_EXERCISE_. The answer must be every line below that holds the word "true".

_AVAILABLE DATA_.
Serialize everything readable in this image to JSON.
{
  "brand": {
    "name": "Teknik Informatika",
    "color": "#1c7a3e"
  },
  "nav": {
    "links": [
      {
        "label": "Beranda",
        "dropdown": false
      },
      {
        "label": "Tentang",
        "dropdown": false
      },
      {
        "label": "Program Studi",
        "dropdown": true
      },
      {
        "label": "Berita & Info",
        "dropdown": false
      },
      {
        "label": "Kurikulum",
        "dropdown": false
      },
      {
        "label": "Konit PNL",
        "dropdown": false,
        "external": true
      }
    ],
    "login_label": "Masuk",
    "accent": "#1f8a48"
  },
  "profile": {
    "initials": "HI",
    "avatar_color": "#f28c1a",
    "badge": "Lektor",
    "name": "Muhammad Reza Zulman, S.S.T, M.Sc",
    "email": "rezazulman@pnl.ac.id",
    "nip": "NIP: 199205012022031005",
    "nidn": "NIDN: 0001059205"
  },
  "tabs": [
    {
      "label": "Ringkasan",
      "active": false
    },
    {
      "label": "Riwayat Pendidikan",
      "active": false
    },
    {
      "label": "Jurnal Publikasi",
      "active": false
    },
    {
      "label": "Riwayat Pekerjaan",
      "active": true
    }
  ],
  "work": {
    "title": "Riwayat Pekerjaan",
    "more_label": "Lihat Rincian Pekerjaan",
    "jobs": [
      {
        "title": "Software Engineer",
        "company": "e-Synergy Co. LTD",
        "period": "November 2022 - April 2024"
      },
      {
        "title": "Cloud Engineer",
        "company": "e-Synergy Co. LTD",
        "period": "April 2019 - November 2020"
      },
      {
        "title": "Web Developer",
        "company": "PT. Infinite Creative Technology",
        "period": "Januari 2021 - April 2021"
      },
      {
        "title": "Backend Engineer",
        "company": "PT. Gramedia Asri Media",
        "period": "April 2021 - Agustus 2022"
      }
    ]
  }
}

_RESULT OF THE EXERCISE_.
        "dropdown": true
        "external": true
      "active": true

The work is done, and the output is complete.